* Listed entries:
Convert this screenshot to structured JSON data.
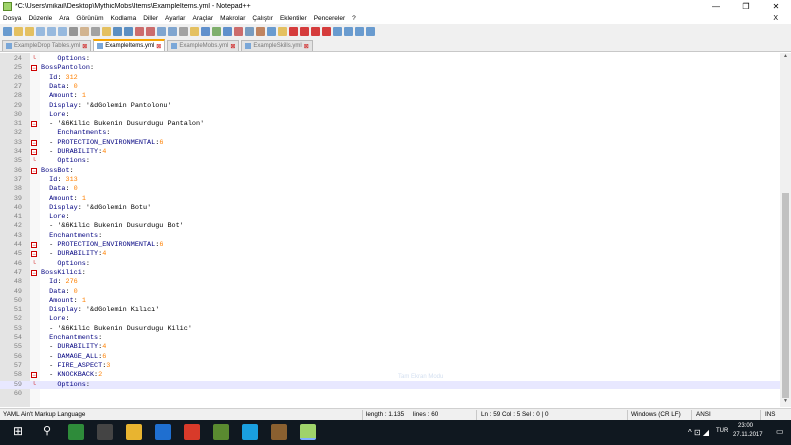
{
  "window": {
    "title": "*C:\\Users\\mikail\\Desktop\\MythicMobs\\Items\\ExampleItems.yml - Notepad++",
    "minimize": "—",
    "maximize": "❐",
    "close": "✕"
  },
  "menu": [
    "Dosya",
    "Düzenle",
    "Ara",
    "Görünüm",
    "Kodlama",
    "Diller",
    "Ayarlar",
    "Araçlar",
    "Makrolar",
    "Çalıştır",
    "Eklentiler",
    "Pencereler",
    "?"
  ],
  "menu_close": "X",
  "tabs": [
    {
      "label": "ExampleDrop Tables.yml",
      "active": false
    },
    {
      "label": "ExampleItems.yml",
      "active": true
    },
    {
      "label": "ExampleMobs.yml",
      "active": false
    },
    {
      "label": "ExampleSkills.yml",
      "active": false
    }
  ],
  "lines": [
    {
      "n": "24",
      "t": "    Options:",
      "cur": false
    },
    {
      "n": "25",
      "t": "BossPantolon:",
      "cur": false
    },
    {
      "n": "26",
      "t": "  Id: 312",
      "cur": false
    },
    {
      "n": "27",
      "t": "  Data: 0",
      "cur": false
    },
    {
      "n": "28",
      "t": "  Amount: 1",
      "cur": false
    },
    {
      "n": "29",
      "t": "  Display: '&dGolemin Pantolonu'",
      "cur": false
    },
    {
      "n": "30",
      "t": "  Lore:",
      "cur": false
    },
    {
      "n": "31",
      "t": "  - '&6Kilic Bukenin Dusurdugu Pantalon'",
      "cur": false
    },
    {
      "n": "32",
      "t": "    Enchantments:",
      "cur": false
    },
    {
      "n": "33",
      "t": "  - PROTECTION_ENVIRONMENTAL:6",
      "cur": false
    },
    {
      "n": "34",
      "t": "  - DURABILITY:4",
      "cur": false
    },
    {
      "n": "35",
      "t": "    Options:",
      "cur": false
    },
    {
      "n": "36",
      "t": "BossBot:",
      "cur": false
    },
    {
      "n": "37",
      "t": "  Id: 313",
      "cur": false
    },
    {
      "n": "38",
      "t": "  Data: 0",
      "cur": false
    },
    {
      "n": "39",
      "t": "  Amount: 1",
      "cur": false
    },
    {
      "n": "40",
      "t": "  Display: '&dGolemin Botu'",
      "cur": false
    },
    {
      "n": "41",
      "t": "  Lore:",
      "cur": false
    },
    {
      "n": "42",
      "t": "  - '&6Kilic Bukenin Dusurdugu Bot'",
      "cur": false
    },
    {
      "n": "43",
      "t": "  Enchantments:",
      "cur": false
    },
    {
      "n": "44",
      "t": "  - PROTECTION_ENVIRONMENTAL:6",
      "cur": false
    },
    {
      "n": "45",
      "t": "  - DURABILITY:4",
      "cur": false
    },
    {
      "n": "46",
      "t": "    Options:",
      "cur": false
    },
    {
      "n": "47",
      "t": "BossKilici:",
      "cur": false
    },
    {
      "n": "48",
      "t": "  Id: 276",
      "cur": false
    },
    {
      "n": "49",
      "t": "  Data: 0",
      "cur": false
    },
    {
      "n": "50",
      "t": "  Amount: 1",
      "cur": false
    },
    {
      "n": "51",
      "t": "  Display: '&dGolemin Kılıcı'",
      "cur": false
    },
    {
      "n": "52",
      "t": "  Lore:",
      "cur": false
    },
    {
      "n": "53",
      "t": "  - '&6Kilic Bukenin Dusurdugu Kilic'",
      "cur": false
    },
    {
      "n": "54",
      "t": "  Enchantments:",
      "cur": false
    },
    {
      "n": "55",
      "t": "  - DURABILITY:4",
      "cur": false
    },
    {
      "n": "56",
      "t": "  - DAMAGE_ALL:6",
      "cur": false
    },
    {
      "n": "57",
      "t": "  - FIRE_ASPECT:3",
      "cur": false
    },
    {
      "n": "58",
      "t": "  - KNOCKBACK:2",
      "cur": false
    },
    {
      "n": "59",
      "t": "    Options:",
      "cur": true
    },
    {
      "n": "60",
      "t": "",
      "cur": false
    }
  ],
  "watermark": "Tam Ekran Modu",
  "status": {
    "language": "YAML Ain't Markup Language",
    "length": "length : 1.135",
    "lines": "lines : 60",
    "position": "Ln : 59   Col : 5   Sel : 0 | 0",
    "eol": "Windows (CR LF)",
    "encoding": "ANSI",
    "mode": "INS"
  },
  "taskbar": {
    "time": "23:00",
    "date": "27.11.2017",
    "lang": "TUR",
    "icons": [
      "windows-start-icon",
      "search-icon",
      "app-c-icon",
      "pen-app-icon",
      "file-explorer-icon",
      "edge-icon",
      "chrome-icon",
      "minecraft-icon",
      "skype-icon",
      "chest-app-icon",
      "notepadpp-icon"
    ]
  },
  "colors": {
    "key": "#000080",
    "number": "#ff8000",
    "current_line": "#e8e8ff",
    "taskbar": "#101820"
  }
}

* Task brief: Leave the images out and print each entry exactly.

* Task result:
Convert this screenshot to structured JSON data.
{
  "window": {
    "title": "*C:\\Users\\mikail\\Desktop\\MythicMobs\\Items\\ExampleItems.yml - Notepad++",
    "minimize": "—",
    "maximize": "❐",
    "close": "✕"
  },
  "menu": [
    "Dosya",
    "Düzenle",
    "Ara",
    "Görünüm",
    "Kodlama",
    "Diller",
    "Ayarlar",
    "Araçlar",
    "Makrolar",
    "Çalıştır",
    "Eklentiler",
    "Pencereler",
    "?"
  ],
  "menu_close": "X",
  "tabs": [
    {
      "label": "ExampleDrop Tables.yml",
      "active": false
    },
    {
      "label": "ExampleItems.yml",
      "active": true
    },
    {
      "label": "ExampleMobs.yml",
      "active": false
    },
    {
      "label": "ExampleSkills.yml",
      "active": false
    }
  ],
  "lines": [
    {
      "n": "24",
      "t": "    Options:",
      "cur": false
    },
    {
      "n": "25",
      "t": "BossPantolon:",
      "cur": false
    },
    {
      "n": "26",
      "t": "  Id: 312",
      "cur": false
    },
    {
      "n": "27",
      "t": "  Data: 0",
      "cur": false
    },
    {
      "n": "28",
      "t": "  Amount: 1",
      "cur": false
    },
    {
      "n": "29",
      "t": "  Display: '&dGolemin Pantolonu'",
      "cur": false
    },
    {
      "n": "30",
      "t": "  Lore:",
      "cur": false
    },
    {
      "n": "31",
      "t": "  - '&6Kilic Bukenin Dusurdugu Pantalon'",
      "cur": false
    },
    {
      "n": "32",
      "t": "    Enchantments:",
      "cur": false
    },
    {
      "n": "33",
      "t": "  - PROTECTION_ENVIRONMENTAL:6",
      "cur": false
    },
    {
      "n": "34",
      "t": "  - DURABILITY:4",
      "cur": false
    },
    {
      "n": "35",
      "t": "    Options:",
      "cur": false
    },
    {
      "n": "36",
      "t": "BossBot:",
      "cur": false
    },
    {
      "n": "37",
      "t": "  Id: 313",
      "cur": false
    },
    {
      "n": "38",
      "t": "  Data: 0",
      "cur": false
    },
    {
      "n": "39",
      "t": "  Amount: 1",
      "cur": false
    },
    {
      "n": "40",
      "t": "  Display: '&dGolemin Botu'",
      "cur": false
    },
    {
      "n": "41",
      "t": "  Lore:",
      "cur": false
    },
    {
      "n": "42",
      "t": "  - '&6Kilic Bukenin Dusurdugu Bot'",
      "cur": false
    },
    {
      "n": "43",
      "t": "  Enchantments:",
      "cur": false
    },
    {
      "n": "44",
      "t": "  - PROTECTION_ENVIRONMENTAL:6",
      "cur": false
    },
    {
      "n": "45",
      "t": "  - DURABILITY:4",
      "cur": false
    },
    {
      "n": "46",
      "t": "    Options:",
      "cur": false
    },
    {
      "n": "47",
      "t": "BossKilici:",
      "cur": false
    },
    {
      "n": "48",
      "t": "  Id: 276",
      "cur": false
    },
    {
      "n": "49",
      "t": "  Data: 0",
      "cur": false
    },
    {
      "n": "50",
      "t": "  Amount: 1",
      "cur": false
    },
    {
      "n": "51",
      "t": "  Display: '&dGolemin Kılıcı'",
      "cur": false
    },
    {
      "n": "52",
      "t": "  Lore:",
      "cur": false
    },
    {
      "n": "53",
      "t": "  - '&6Kilic Bukenin Dusurdugu Kilic'",
      "cur": false
    },
    {
      "n": "54",
      "t": "  Enchantments:",
      "cur": false
    },
    {
      "n": "55",
      "t": "  - DURABILITY:4",
      "cur": false
    },
    {
      "n": "56",
      "t": "  - DAMAGE_ALL:6",
      "cur": false
    },
    {
      "n": "57",
      "t": "  - FIRE_ASPECT:3",
      "cur": false
    },
    {
      "n": "58",
      "t": "  - KNOCKBACK:2",
      "cur": false
    },
    {
      "n": "59",
      "t": "    Options:",
      "cur": true
    },
    {
      "n": "60",
      "t": "",
      "cur": false
    }
  ],
  "watermark": "Tam Ekran Modu",
  "status": {
    "language": "YAML Ain't Markup Language",
    "length": "length : 1.135",
    "lines": "lines : 60",
    "position": "Ln : 59   Col : 5   Sel : 0 | 0",
    "eol": "Windows (CR LF)",
    "encoding": "ANSI",
    "mode": "INS"
  },
  "taskbar": {
    "time": "23:00",
    "date": "27.11.2017",
    "lang": "TUR",
    "icons": [
      "windows-start-icon",
      "search-icon",
      "app-c-icon",
      "pen-app-icon",
      "file-explorer-icon",
      "edge-icon",
      "chrome-icon",
      "minecraft-icon",
      "skype-icon",
      "chest-app-icon",
      "notepadpp-icon"
    ]
  },
  "colors": {
    "key": "#000080",
    "number": "#ff8000",
    "current_line": "#e8e8ff",
    "taskbar": "#101820"
  }
}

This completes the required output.